(Collected data entries)
%%

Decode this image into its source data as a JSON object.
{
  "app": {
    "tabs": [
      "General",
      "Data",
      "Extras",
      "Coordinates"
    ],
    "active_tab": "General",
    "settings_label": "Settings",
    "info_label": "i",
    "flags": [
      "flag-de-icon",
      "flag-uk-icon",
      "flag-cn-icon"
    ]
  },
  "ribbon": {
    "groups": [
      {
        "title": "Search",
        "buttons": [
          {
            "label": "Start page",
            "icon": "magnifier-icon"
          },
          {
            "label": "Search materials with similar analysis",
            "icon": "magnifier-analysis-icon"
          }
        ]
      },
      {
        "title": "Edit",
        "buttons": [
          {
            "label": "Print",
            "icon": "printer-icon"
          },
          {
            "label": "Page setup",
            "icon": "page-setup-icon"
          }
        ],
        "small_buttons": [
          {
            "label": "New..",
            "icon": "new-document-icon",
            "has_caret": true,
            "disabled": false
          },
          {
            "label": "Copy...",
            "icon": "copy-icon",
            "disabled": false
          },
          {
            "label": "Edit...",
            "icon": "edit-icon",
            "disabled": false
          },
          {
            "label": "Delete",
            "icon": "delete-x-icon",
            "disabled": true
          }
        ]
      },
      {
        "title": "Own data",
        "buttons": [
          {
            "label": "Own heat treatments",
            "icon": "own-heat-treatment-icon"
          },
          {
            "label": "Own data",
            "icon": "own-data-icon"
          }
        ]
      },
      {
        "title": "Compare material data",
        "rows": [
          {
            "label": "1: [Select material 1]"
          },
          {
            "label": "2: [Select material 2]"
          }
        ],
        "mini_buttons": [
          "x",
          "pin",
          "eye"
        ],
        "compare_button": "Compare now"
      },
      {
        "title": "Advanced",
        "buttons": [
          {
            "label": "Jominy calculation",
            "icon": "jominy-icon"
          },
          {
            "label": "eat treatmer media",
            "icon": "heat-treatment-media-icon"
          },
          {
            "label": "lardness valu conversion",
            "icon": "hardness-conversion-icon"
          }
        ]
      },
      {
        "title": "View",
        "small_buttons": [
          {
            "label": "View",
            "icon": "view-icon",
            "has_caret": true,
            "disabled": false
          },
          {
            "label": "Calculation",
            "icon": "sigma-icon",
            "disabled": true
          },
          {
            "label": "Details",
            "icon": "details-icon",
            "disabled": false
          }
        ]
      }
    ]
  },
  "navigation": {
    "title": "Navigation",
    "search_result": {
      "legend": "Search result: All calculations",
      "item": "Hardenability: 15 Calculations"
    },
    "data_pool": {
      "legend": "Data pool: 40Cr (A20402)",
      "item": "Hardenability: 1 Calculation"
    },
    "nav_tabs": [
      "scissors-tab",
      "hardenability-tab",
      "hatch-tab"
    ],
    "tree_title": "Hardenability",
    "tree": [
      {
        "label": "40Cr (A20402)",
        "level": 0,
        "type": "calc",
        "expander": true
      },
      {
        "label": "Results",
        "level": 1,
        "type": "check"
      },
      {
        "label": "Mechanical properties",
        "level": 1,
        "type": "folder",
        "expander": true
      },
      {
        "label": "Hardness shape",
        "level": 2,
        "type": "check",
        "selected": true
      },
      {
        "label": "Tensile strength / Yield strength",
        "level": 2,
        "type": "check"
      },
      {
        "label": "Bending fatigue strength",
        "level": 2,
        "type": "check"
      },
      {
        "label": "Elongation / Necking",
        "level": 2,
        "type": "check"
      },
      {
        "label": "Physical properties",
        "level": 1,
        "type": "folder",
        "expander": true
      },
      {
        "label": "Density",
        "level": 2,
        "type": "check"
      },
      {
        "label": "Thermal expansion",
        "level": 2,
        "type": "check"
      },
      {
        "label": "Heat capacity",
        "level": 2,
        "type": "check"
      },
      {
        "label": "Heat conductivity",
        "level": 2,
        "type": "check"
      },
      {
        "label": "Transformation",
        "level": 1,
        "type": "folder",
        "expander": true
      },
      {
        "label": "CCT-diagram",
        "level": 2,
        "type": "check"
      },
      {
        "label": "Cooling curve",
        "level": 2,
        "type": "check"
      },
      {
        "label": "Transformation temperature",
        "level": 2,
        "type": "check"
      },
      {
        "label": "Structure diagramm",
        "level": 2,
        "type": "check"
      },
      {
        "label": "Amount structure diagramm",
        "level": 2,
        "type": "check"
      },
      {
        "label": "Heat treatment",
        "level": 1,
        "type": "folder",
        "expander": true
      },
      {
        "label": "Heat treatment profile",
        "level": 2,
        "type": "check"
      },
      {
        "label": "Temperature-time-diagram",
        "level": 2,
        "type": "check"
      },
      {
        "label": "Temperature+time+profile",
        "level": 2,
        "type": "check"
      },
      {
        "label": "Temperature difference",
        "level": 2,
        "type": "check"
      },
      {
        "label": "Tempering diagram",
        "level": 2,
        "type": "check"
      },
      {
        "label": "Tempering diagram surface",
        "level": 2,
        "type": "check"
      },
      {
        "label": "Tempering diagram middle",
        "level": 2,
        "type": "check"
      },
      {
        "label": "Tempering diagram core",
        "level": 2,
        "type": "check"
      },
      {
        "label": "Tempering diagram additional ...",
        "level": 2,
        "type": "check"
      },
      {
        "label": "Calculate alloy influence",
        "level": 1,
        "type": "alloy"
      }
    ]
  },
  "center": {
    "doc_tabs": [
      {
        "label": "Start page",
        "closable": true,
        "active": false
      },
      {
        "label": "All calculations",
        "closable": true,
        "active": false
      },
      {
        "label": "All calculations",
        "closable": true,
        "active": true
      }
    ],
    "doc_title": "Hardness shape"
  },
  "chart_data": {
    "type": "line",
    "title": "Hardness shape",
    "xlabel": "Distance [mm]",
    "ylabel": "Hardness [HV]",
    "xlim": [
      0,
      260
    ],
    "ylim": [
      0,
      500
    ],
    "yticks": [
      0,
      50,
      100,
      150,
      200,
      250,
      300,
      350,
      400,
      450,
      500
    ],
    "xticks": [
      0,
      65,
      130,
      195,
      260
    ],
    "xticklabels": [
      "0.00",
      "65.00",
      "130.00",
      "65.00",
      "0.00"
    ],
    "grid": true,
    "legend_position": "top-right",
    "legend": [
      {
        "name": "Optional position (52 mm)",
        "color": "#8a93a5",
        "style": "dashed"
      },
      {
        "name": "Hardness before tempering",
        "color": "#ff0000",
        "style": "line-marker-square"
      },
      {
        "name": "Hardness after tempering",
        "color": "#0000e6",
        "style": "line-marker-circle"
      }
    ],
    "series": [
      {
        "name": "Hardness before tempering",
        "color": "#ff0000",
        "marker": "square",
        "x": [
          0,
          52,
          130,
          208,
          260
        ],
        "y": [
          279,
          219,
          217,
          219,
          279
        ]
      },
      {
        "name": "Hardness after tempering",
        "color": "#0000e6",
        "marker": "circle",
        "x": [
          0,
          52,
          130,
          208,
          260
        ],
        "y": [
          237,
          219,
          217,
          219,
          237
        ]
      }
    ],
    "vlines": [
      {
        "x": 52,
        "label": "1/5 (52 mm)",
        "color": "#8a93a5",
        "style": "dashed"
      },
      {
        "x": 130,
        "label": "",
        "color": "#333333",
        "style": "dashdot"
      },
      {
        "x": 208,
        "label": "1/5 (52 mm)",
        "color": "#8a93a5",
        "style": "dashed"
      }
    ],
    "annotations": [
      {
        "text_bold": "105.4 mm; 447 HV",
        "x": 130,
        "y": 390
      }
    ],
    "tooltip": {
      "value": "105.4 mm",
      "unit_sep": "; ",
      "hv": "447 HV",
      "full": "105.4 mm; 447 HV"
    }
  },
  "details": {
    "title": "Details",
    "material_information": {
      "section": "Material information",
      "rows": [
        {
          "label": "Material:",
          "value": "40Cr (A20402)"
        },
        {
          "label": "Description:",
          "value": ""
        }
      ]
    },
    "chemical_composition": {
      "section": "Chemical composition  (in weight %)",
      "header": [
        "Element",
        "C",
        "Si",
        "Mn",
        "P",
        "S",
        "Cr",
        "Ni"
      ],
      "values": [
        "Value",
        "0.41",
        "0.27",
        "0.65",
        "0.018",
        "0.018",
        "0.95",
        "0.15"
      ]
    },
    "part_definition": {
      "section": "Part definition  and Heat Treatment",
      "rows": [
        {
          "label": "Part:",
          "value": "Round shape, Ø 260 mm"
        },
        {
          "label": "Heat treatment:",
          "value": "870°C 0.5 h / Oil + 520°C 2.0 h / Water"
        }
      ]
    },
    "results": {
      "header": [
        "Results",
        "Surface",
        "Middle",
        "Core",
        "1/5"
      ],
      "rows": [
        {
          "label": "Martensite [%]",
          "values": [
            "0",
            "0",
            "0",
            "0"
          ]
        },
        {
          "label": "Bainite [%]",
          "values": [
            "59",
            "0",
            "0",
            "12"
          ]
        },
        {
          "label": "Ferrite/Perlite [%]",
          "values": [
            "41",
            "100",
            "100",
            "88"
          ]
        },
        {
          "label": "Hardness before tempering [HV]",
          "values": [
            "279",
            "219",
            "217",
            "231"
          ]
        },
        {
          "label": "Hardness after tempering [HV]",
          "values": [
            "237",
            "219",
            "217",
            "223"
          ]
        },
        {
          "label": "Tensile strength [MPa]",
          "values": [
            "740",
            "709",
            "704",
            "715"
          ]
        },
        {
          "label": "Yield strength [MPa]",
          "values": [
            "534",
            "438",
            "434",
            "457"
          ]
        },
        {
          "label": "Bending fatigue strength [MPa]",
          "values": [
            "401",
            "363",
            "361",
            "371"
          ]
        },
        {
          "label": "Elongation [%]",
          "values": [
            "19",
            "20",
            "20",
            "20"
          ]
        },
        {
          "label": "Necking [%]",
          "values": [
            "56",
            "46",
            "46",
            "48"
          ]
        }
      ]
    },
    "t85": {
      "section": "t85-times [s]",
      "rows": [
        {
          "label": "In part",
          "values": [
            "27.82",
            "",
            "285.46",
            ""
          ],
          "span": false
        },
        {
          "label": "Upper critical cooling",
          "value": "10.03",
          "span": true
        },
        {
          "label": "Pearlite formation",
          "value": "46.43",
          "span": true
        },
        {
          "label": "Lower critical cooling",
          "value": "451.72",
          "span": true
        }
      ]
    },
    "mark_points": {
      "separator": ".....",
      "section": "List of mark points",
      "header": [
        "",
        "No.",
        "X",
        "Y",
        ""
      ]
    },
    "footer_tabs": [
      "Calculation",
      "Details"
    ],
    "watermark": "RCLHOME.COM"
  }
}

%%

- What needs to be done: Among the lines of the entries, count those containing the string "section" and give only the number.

- Your response: 5